With heraldry more dismal. Head to foot
Now is be total gules, horridly trick’d
With blood of fathers, mothers, daughters, sons,
Bak’d and impasted with the parching streets,
That lend a tyrannous and a damned light
To their lord’s murder. Roasted in wrath and fire,
And thus o’ersized with coagulate gore,
With eyes like carbuncles, the hellish Pyrrhus
Old grandsire Priam seeks.’
In Marlowe’s play, Aeneas graphically describes Pyrrhus’s murder of Priam:
Then from the navel to the throat at once,
He ripped old Priam: at whose latter gasp
Jove’s marble statue ‘gan to bend the brow,
As loathing Pirrhus for this wicked act:
Yet he undaunted took his fathers flag,
And dipped it in the old Kings chill cold blood,
And then in triumph ran into the streets,
Through which he could not pass for slaughtered men:
So leaning on his sword he stood stone still,
Viewing the fire wherewith rich Ilion burnt.
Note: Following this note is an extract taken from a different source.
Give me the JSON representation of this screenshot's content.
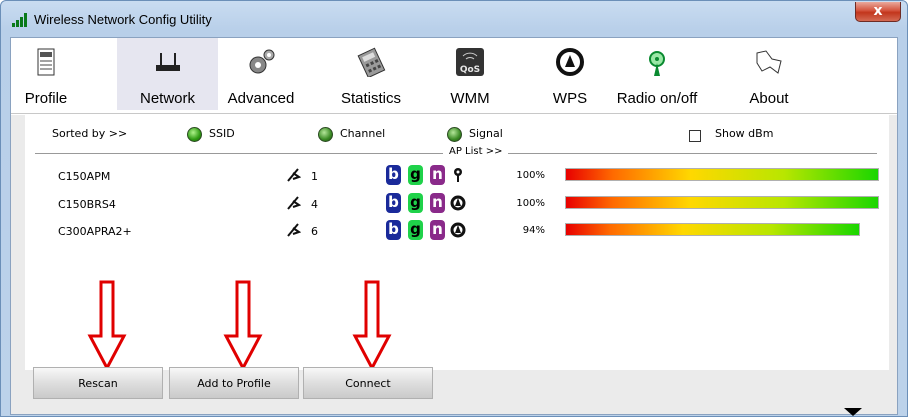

But the play that kept coming to my mind was As You Like It. Not only does Rosalind adopt the name of Ganymede, but the shepherdess Phoebe refers to Marlowe, quoting a line from his poem Hero and Leander:
Dead Shepherd, now I find thy saw of might,
“Who ever loved that loved not at first sight”
Among other verbal parallels, Phoebe speaks to Silvius after meeting Rosalind (as Ganymede):
but for my part,
I love him not nor hate him not. And yet
I have more cause to hate him than to love him
an echo of Dido, speaking to Aeneas:
It may be thou shalt be my love:
Yet boast not of it, for I love thee not,
And yet I hate thee not.
How consciously, I wonder, was Shakespeare referring to Marlowe in his play?
Marlowe’s bold, dramatic play stands in contrast to Shakespeare’s play about the Trojan War, Troilus and Cressida. Shakespeare isn’t interested in how the war started, or how it was to end. No gods influence it. With the romance of the adventure long evaporated, the conflict seems endless. The commanders of the Greek and Trojan sides display arrogance and weakness, their ineffectiveness leading to the exploitation of youth that sets the play’s tone of cynicism, disillusion and betrayal. While Dido, Queen of Carthage has become fashionable, it’s Shakespeare’s play that continues to show the “age and body of the time his form and pressure”.